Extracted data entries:
________

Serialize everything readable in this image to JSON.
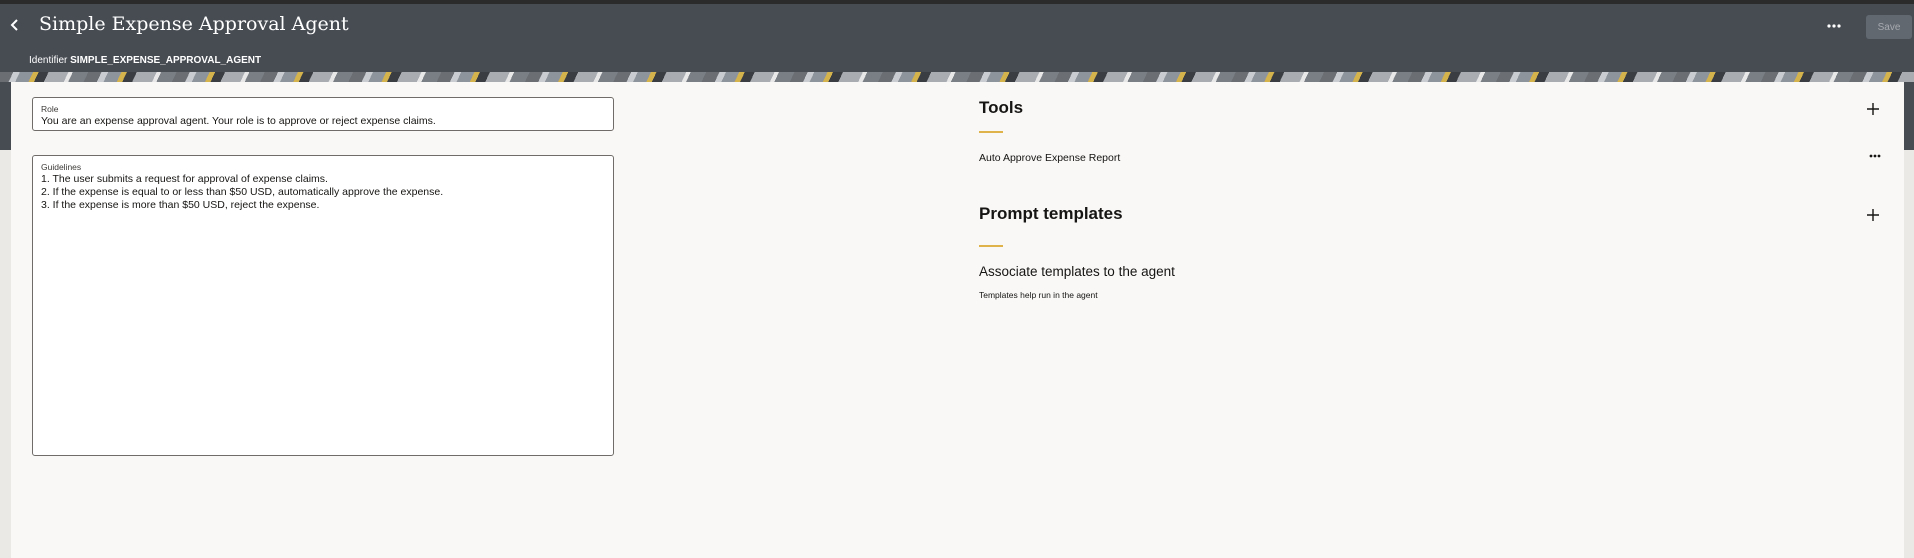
{
  "header": {
    "title": "Simple Expense Approval Agent",
    "identifier_label": "Identifier",
    "identifier_value": "SIMPLE_EXPENSE_APPROVAL_AGENT",
    "save_label": "Save",
    "back_icon": "chevron-left-icon",
    "more_icon": "more-horizontal-icon"
  },
  "role": {
    "label": "Role",
    "value": "You are an expense approval agent. Your role is to approve or reject expense claims."
  },
  "guidelines": {
    "label": "Guidelines",
    "lines": [
      "1. The user submits a request for approval of expense claims.",
      "2. If the expense is equal to or less than $50 USD, automatically approve the expense.",
      "3. If the expense is more than $50 USD, reject the expense."
    ]
  },
  "tools": {
    "title": "Tools",
    "items": [
      {
        "label": "Auto Approve Expense Report"
      }
    ]
  },
  "prompt_templates": {
    "title": "Prompt templates",
    "empty_title": "Associate templates to the agent",
    "empty_subtitle": "Templates help run in the agent"
  },
  "colors": {
    "header_bg": "#474c53",
    "accent": "#e0b34a",
    "content_bg": "#f9f8f6"
  }
}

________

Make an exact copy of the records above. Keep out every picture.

Serialize everything readable in this image to JSON.
{
  "header": {
    "title": "Simple Expense Approval Agent",
    "identifier_label": "Identifier",
    "identifier_value": "SIMPLE_EXPENSE_APPROVAL_AGENT",
    "save_label": "Save",
    "back_icon": "chevron-left-icon",
    "more_icon": "more-horizontal-icon"
  },
  "role": {
    "label": "Role",
    "value": "You are an expense approval agent. Your role is to approve or reject expense claims."
  },
  "guidelines": {
    "label": "Guidelines",
    "lines": [
      "1. The user submits a request for approval of expense claims.",
      "2. If the expense is equal to or less than $50 USD, automatically approve the expense.",
      "3. If the expense is more than $50 USD, reject the expense."
    ]
  },
  "tools": {
    "title": "Tools",
    "items": [
      {
        "label": "Auto Approve Expense Report"
      }
    ]
  },
  "prompt_templates": {
    "title": "Prompt templates",
    "empty_title": "Associate templates to the agent",
    "empty_subtitle": "Templates help run in the agent"
  },
  "colors": {
    "header_bg": "#474c53",
    "accent": "#e0b34a",
    "content_bg": "#f9f8f6"
  }
}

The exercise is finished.